Lopoo study on financial aid and family formation published in Journal of Family and Economic Issues
Feb 14, 2018
Lincoln H. Groves & Leonard M. Lopoo
Journal of Family and Economic Issues, February 2018
Leonard M. Lopoo
A broad empirical literature asks if social policies designed to provide benefits to low-income families also affect family formation patterns. While most of the evidence suggests that family formation effects are small at best, and often nonexistent, recent research argues that policies that alter budget constraints considerably should have greater family formation impacts. The authors tested this hypothesis by investigating the Social Security Student Benefit Program (SSSBP), a program designed to provide large higher education subsidies for the children of disabled, retired, or deceased parents. Conditions for receipt of SSSBP created strong incentives to delay marriage.

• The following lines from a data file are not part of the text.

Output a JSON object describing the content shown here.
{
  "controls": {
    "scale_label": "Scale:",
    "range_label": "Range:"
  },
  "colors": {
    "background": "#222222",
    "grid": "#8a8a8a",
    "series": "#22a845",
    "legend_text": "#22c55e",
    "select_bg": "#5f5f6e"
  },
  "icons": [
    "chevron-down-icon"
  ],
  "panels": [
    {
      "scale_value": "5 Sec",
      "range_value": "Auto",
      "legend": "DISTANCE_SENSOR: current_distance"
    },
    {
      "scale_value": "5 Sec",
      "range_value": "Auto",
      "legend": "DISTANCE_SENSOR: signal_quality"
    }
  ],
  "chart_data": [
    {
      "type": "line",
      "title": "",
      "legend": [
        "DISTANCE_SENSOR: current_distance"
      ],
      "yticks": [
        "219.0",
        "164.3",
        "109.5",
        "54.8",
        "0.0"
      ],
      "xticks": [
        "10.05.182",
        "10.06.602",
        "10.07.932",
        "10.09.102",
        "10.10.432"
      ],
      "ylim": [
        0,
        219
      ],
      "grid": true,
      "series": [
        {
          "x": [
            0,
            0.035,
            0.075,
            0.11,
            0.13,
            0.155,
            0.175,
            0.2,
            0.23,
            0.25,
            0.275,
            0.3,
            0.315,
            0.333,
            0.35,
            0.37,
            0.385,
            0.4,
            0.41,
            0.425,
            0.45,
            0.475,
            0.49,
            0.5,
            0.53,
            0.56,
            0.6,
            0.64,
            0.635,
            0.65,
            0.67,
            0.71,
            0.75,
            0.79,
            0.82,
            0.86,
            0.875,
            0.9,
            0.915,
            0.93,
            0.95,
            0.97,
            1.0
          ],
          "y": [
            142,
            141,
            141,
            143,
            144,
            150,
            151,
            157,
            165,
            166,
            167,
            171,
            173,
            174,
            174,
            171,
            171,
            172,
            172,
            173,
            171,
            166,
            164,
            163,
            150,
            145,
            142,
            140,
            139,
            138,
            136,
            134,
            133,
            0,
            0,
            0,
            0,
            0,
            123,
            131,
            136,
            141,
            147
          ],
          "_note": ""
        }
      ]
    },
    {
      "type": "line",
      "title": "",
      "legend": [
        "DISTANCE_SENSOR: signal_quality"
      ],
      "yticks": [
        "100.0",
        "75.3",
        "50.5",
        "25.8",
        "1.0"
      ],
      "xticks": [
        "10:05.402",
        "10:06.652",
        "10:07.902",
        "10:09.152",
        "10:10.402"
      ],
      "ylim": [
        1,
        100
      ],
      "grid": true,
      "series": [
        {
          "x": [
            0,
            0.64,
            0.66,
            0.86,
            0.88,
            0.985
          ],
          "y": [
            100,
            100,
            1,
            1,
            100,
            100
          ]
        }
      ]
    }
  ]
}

Utilizing data from the National Longitudinal Survey of Youth, 1979, and a difference-in-differences model, the authors found that women potentially qualifying for the SSSBP were much less likely to marry before age 22 and were older when they had children, while the program did not influence the probability of women ever marrying or having children. Impacts on men, however, were negligible.